(Excerpts from an interface dataset)
******************************

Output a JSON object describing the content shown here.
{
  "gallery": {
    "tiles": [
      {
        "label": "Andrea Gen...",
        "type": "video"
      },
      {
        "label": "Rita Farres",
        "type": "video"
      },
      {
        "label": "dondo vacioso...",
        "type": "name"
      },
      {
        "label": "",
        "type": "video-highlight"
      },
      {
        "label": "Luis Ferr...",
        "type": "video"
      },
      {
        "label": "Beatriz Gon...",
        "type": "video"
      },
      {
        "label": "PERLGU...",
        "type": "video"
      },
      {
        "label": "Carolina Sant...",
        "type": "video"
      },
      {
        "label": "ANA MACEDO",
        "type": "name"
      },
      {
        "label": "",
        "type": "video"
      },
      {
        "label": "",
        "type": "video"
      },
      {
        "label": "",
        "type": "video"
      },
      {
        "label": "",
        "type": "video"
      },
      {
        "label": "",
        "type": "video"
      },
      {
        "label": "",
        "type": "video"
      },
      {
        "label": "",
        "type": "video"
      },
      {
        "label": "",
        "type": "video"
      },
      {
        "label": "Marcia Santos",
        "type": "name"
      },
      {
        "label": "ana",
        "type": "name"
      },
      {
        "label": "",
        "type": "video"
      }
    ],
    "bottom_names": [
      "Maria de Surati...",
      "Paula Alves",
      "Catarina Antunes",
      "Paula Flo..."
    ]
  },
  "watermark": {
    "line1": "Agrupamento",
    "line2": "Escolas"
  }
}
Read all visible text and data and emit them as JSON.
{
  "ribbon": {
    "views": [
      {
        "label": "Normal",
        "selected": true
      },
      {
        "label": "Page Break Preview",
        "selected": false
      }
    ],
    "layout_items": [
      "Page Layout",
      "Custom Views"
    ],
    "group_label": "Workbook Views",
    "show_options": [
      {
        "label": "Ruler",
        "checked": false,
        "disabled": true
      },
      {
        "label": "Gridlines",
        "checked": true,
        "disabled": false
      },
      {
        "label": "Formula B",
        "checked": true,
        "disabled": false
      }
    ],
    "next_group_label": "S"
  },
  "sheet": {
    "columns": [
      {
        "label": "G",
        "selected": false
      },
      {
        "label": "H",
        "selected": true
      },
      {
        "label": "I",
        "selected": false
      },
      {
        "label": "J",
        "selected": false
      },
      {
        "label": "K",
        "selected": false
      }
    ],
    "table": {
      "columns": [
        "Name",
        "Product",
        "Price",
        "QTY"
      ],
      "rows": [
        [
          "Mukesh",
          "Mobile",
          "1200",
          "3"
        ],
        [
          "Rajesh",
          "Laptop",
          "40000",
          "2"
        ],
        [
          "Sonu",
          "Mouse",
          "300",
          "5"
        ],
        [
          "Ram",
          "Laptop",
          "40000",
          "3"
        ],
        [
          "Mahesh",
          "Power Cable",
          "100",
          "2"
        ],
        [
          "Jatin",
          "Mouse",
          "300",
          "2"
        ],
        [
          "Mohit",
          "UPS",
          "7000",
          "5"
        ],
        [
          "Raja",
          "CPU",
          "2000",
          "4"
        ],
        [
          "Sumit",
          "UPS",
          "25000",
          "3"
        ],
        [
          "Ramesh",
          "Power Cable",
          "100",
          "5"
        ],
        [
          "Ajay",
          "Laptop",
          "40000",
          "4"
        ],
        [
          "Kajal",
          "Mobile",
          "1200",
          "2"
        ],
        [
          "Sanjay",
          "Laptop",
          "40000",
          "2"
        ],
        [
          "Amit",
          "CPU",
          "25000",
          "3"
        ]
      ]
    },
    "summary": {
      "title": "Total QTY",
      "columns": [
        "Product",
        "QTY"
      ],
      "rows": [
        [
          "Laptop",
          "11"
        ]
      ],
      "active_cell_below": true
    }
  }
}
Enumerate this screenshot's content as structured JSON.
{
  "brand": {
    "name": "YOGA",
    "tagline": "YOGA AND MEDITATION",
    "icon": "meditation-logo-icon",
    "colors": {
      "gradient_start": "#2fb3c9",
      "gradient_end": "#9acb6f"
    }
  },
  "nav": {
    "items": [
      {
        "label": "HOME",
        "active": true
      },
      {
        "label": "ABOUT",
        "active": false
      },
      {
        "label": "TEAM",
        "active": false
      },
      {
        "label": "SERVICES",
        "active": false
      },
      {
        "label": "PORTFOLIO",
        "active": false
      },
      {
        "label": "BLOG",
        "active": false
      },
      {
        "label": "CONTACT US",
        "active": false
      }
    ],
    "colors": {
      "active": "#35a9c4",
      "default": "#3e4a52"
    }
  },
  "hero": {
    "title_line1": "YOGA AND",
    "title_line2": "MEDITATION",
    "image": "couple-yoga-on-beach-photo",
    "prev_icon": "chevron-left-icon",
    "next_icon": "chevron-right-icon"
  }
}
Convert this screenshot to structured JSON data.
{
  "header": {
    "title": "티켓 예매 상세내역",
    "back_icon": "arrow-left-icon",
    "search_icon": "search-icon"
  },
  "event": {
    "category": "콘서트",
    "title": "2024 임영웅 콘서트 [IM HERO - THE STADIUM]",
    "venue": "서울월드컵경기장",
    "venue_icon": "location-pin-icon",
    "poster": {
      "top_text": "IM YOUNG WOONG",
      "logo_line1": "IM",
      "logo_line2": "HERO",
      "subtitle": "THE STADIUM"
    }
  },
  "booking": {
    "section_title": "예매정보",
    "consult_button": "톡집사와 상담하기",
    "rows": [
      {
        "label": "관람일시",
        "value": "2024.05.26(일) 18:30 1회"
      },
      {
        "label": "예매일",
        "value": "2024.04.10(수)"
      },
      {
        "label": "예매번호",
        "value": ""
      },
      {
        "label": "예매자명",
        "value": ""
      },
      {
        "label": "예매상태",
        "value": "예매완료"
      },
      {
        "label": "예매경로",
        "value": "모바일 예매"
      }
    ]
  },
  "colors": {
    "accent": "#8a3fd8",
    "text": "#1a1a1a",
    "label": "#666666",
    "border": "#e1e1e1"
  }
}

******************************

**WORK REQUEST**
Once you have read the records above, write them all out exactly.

**RESULT**
Output a JSON object describing the content shown here.
{
  "gallery": {
    "tiles": [
      {
        "label": "Andrea Gen...",
        "type": "video"
      },
      {
        "label": "Rita Farres",
        "type": "video"
      },
      {
        "label": "dondo vacioso...",
        "type": "name"
      },
      {
        "label": "",
        "type": "video-highlight"
      },
      {
        "label": "Luis Ferr...",
        "type": "video"
      },
      {
        "label": "Beatriz Gon...",
        "type": "video"
      },
      {
        "label": "PERLGU...",
        "type": "video"
      },
      {
        "label": "Carolina Sant...",
        "type": "video"
      },
      {
        "label": "ANA MACEDO",
        "type": "name"
      },
      {
        "label": "",
        "type": "video"
      },
      {
        "label": "",
        "type": "video"
      },
      {
        "label": "",
        "type": "video"
      },
      {
        "label": "",
        "type": "video"
      },
      {
        "label": "",
        "type": "video"
      },
      {
        "label": "",
        "type": "video"
      },
      {
        "label": "",
        "type": "video"
      },
      {
        "label": "",
        "type": "video"
      },
      {
        "label": "Marcia Santos",
        "type": "name"
      },
      {
        "label": "ana",
        "type": "name"
      },
      {
        "label": "",
        "type": "video"
      }
    ],
    "bottom_names": [
      "Maria de Surati...",
      "Paula Alves",
      "Catarina Antunes",
      "Paula Flo..."
    ]
  },
  "watermark": {
    "line1": "Agrupamento",
    "line2": "Escolas"
  }
}
Read all visible text and data and emit them as JSON.
{
  "ribbon": {
    "views": [
      {
        "label": "Normal",
        "selected": true
      },
      {
        "label": "Page Break Preview",
        "selected": false
      }
    ],
    "layout_items": [
      "Page Layout",
      "Custom Views"
    ],
    "group_label": "Workbook Views",
    "show_options": [
      {
        "label": "Ruler",
        "checked": false,
        "disabled": true
      },
      {
        "label": "Gridlines",
        "checked": true,
        "disabled": false
      },
      {
        "label": "Formula B",
        "checked": true,
        "disabled": false
      }
    ],
    "next_group_label": "S"
  },
  "sheet": {
    "columns": [
      {
        "label": "G",
        "selected": false
      },
      {
        "label": "H",
        "selected": true
      },
      {
        "label": "I",
        "selected": false
      },
      {
        "label": "J",
        "selected": false
      },
      {
        "label": "K",
        "selected": false
      }
    ],
    "table": {
      "columns": [
        "Name",
        "Product",
        "Price",
        "QTY"
      ],
      "rows": [
        [
          "Mukesh",
          "Mobile",
          "1200",
          "3"
        ],
        [
          "Rajesh",
          "Laptop",
          "40000",
          "2"
        ],
        [
          "Sonu",
          "Mouse",
          "300",
          "5"
        ],
        [
          "Ram",
          "Laptop",
          "40000",
          "3"
        ],
        [
          "Mahesh",
          "Power Cable",
          "100",
          "2"
        ],
        [
          "Jatin",
          "Mouse",
          "300",
          "2"
        ],
        [
          "Mohit",
          "UPS",
          "7000",
          "5"
        ],
        [
          "Raja",
          "CPU",
          "2000",
          "4"
        ],
        [
          "Sumit",
          "UPS",
          "25000",
          "3"
        ],
        [
          "Ramesh",
          "Power Cable",
          "100",
          "5"
        ],
        [
          "Ajay",
          "Laptop",
          "40000",
          "4"
        ],
        [
          "Kajal",
          "Mobile",
          "1200",
          "2"
        ],
        [
          "Sanjay",
          "Laptop",
          "40000",
          "2"
        ],
        [
          "Amit",
          "CPU",
          "25000",
          "3"
        ]
      ]
    },
    "summary": {
      "title": "Total QTY",
      "columns": [
        "Product",
        "QTY"
      ],
      "rows": [
        [
          "Laptop",
          "11"
        ]
      ],
      "active_cell_below": true
    }
  }
}
Enumerate this screenshot's content as structured JSON.
{
  "brand": {
    "name": "YOGA",
    "tagline": "YOGA AND MEDITATION",
    "icon": "meditation-logo-icon",
    "colors": {
      "gradient_start": "#2fb3c9",
      "gradient_end": "#9acb6f"
    }
  },
  "nav": {
    "items": [
      {
        "label": "HOME",
        "active": true
      },
      {
        "label": "ABOUT",
        "active": false
      },
      {
        "label": "TEAM",
        "active": false
      },
      {
        "label": "SERVICES",
        "active": false
      },
      {
        "label": "PORTFOLIO",
        "active": false
      },
      {
        "label": "BLOG",
        "active": false
      },
      {
        "label": "CONTACT US",
        "active": false
      }
    ],
    "colors": {
      "active": "#35a9c4",
      "default": "#3e4a52"
    }
  },
  "hero": {
    "title_line1": "YOGA AND",
    "title_line2": "MEDITATION",
    "image": "couple-yoga-on-beach-photo",
    "prev_icon": "chevron-left-icon",
    "next_icon": "chevron-right-icon"
  }
}
Convert this screenshot to structured JSON data.
{
  "header": {
    "title": "티켓 예매 상세내역",
    "back_icon": "arrow-left-icon",
    "search_icon": "search-icon"
  },
  "event": {
    "category": "콘서트",
    "title": "2024 임영웅 콘서트 [IM HERO - THE STADIUM]",
    "venue": "서울월드컵경기장",
    "venue_icon": "location-pin-icon",
    "poster": {
      "top_text": "IM YOUNG WOONG",
      "logo_line1": "IM",
      "logo_line2": "HERO",
      "subtitle": "THE STADIUM"
    }
  },
  "booking": {
    "section_title": "예매정보",
    "consult_button": "톡집사와 상담하기",
    "rows": [
      {
        "label": "관람일시",
        "value": "2024.05.26(일) 18:30 1회"
      },
      {
        "label": "예매일",
        "value": "2024.04.10(수)"
      },
      {
        "label": "예매번호",
        "value": ""
      },
      {
        "label": "예매자명",
        "value": ""
      },
      {
        "label": "예매상태",
        "value": "예매완료"
      },
      {
        "label": "예매경로",
        "value": "모바일 예매"
      }
    ]
  },
  "colors": {
    "accent": "#8a3fd8",
    "text": "#1a1a1a",
    "label": "#666666",
    "border": "#e1e1e1"
  }
}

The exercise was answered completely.